There’s instant joy to be found at each level of “The Symbol.” The cynic who thought that an Action Bronson and the Alchemist collaboration would suck got his mind right the second this dropped. The slow burn of the sampled riff and Action Bronson’s too-ridiculous-to-not-be-somwhat-self-aware presence ("My brain was sculpted at Harvard / Never mention all the crime I been a part of") exemplifies why the two are naturally the perfect match. As a pair of the most eccentric hip-hop purists, they simply have the mindset to make something as cartoonishly badass as this track. That’s not even putting the video, which involves Bronson murdering somebody by force-feeding ammonia, into the equation.
Action Bronson’s production choices tend to be dangerously close to turning his songs into novelties. “Thug Love Story 2012” is an example, as it clearly samples the easily recognizable “I Only Have Eyes for You.” But this choice turns into a great example of the use of negative space. The sample snaps and cackles and Bronson paints a lurid sketch (“She quick to split up an owl / She loves some d--- in her bowels”) of the lover-turned-antagonist. That works on its own, but the song eventually turns into another beast as soon as the drum kicks hit. What follows is one of Bronson’s most fluid performances, laced with urgency and one-liners (“The son goes, a single teardrop fallopians bled”). As the fifth track, “Thug Love Story 2012” is the one that put you on to Blue Chips’ greatness.

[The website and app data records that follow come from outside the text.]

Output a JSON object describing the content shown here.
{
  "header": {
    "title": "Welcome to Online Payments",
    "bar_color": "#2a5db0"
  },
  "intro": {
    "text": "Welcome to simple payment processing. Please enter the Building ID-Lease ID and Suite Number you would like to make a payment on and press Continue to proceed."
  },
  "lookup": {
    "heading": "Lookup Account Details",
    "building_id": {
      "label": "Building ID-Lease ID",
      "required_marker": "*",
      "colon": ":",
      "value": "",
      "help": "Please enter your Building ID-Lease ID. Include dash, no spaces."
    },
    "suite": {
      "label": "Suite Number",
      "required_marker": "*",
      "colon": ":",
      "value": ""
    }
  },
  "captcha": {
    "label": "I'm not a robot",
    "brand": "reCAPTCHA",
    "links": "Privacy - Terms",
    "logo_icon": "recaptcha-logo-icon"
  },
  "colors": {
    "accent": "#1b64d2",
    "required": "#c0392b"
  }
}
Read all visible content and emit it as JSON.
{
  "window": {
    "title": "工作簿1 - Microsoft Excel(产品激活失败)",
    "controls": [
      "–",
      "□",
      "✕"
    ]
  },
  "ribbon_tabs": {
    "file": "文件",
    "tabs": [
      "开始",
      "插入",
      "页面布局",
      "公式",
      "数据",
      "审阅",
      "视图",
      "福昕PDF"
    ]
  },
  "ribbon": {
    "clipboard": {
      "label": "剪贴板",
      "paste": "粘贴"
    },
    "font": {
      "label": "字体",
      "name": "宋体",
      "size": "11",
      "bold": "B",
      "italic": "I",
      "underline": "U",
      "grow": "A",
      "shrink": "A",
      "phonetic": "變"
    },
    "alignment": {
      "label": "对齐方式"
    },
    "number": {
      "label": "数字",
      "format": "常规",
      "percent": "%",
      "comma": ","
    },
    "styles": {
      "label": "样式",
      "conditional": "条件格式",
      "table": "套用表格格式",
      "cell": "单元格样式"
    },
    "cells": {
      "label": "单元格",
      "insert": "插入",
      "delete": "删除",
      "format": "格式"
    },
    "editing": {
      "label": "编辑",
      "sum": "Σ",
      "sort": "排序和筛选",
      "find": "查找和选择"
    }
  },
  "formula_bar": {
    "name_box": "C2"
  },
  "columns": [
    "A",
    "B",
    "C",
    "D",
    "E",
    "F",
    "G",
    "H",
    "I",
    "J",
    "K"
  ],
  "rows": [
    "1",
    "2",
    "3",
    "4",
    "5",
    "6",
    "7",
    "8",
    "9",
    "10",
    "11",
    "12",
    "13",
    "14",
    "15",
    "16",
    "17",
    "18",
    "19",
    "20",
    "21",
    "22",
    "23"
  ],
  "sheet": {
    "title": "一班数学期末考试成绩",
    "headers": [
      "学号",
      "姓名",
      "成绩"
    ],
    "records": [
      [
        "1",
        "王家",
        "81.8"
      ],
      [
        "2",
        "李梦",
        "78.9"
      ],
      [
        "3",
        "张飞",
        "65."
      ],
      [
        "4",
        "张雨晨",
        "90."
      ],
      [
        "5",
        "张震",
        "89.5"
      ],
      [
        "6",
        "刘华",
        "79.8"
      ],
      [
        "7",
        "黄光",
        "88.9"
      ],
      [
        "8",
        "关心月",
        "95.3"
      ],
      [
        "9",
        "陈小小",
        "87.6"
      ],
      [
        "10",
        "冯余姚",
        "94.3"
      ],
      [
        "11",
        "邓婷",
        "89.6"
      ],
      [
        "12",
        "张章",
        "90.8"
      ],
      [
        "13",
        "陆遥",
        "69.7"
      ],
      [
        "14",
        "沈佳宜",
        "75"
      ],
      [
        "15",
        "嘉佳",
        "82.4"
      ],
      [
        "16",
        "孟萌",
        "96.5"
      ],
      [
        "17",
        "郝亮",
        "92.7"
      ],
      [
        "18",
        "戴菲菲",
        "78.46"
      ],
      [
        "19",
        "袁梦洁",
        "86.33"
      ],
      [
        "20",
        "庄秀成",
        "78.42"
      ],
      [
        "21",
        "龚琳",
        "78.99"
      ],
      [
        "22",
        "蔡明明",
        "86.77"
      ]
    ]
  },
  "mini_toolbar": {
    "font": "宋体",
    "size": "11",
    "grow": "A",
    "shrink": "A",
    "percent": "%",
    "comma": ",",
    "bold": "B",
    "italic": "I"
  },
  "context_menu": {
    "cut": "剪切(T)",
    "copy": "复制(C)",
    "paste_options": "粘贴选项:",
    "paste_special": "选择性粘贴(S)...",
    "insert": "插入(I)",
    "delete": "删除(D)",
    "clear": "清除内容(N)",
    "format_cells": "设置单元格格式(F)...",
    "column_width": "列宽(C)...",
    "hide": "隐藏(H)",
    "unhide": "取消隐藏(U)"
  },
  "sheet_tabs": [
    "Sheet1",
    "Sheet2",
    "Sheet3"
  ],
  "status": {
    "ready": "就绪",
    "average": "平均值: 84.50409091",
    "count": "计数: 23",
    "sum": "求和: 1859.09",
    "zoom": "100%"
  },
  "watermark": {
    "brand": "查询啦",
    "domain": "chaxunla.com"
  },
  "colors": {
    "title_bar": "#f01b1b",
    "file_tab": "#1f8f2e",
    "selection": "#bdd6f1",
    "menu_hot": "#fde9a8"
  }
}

Quotables are normally scattered throughout an Action Bronson song. However, none delivers as definitive of a synopsis of Action Bronson’s personality as the main on on “9-24-11”: “I hate when stupid bitches ask me questions that's rhetorical / Like 'Do you want to have sex?', well bitch, it's obvious / Her name was Jeta from the former Yugoslavia.” It’s more than the immediate befuddlement of Bronson name-dropping a country that doesn’t even exist. There’s a confidence with which he says the line that makes the Bronsolino maxim a centripetal force -- as if any other view is absurd compared to his. With that, the bedlam that occurs afterward -- shrugged off faux pas and non-sequitur spontaneity -- is exciting but not completely unexpected. “9.24.13,” the Blue Chips 2 sequel, acts as an addendum in the way the tape had to rewind because Rick James was so ridiculous. Yes, Bronson's maxim hinges on preposterousness: It was he who fixed the 1995 Eastern Conference Finals. The best part is that Bronson is so on point that you almost forget how great Party Supplies' production is on both cuts.

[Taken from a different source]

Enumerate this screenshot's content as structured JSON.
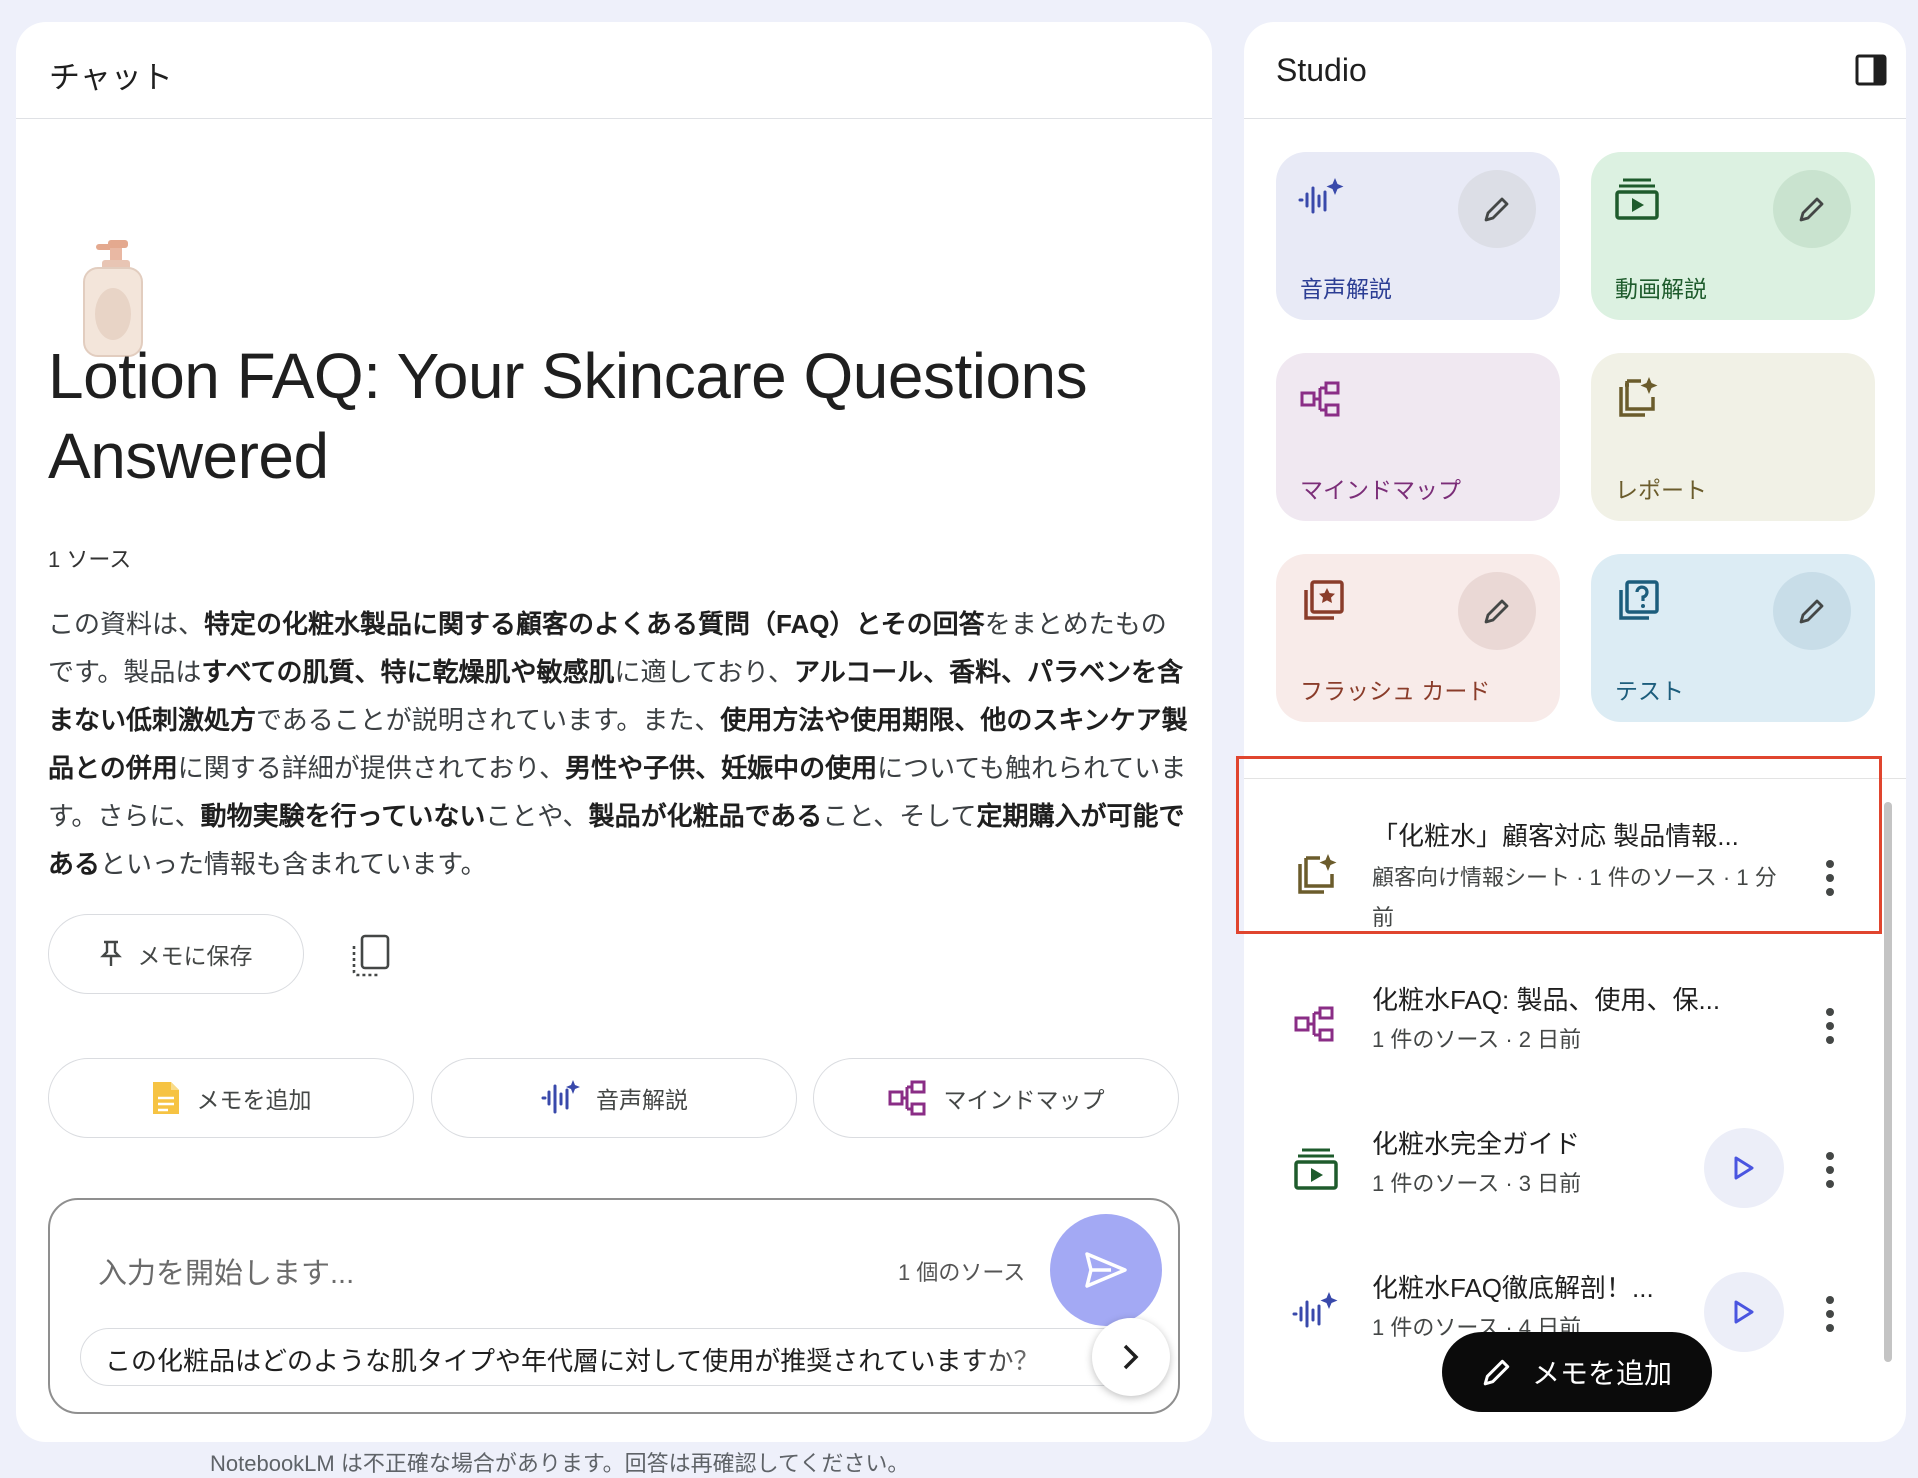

The easiest way to put the “Action Bronson bites Ghostface Killah” critics to bed is to point at their reference points. For example, Ghostface would never consider referencing a wrestler whose main signature is patting himself on the back. Here, Bronson -- a fully developed personality even before Blue Chips solidified his star status -- pulls a polychromatic set of verses. Drums rumble to announce the arrival of a boss, and he comes as promised: “To the back with the hat, lean back in the ‘llac / Crack the window, hear the soldier styles and that in back.” “Barry Horowitz” may not be the best track from his catalog, but this is No. 1 on a list titled “10 Action Bronson Songs That Made You a Fan” because it’s a hyper-saturated take on the sides of hip-hop’s most consistently entertaining personalities: the lothario, the slicktalker, the pop culture-referencing aggressor (“Make your ho sniff Hootie and the Blowfish”). It’s a two-and-a-half minute dose that renders all Ghostface comparisons superficial.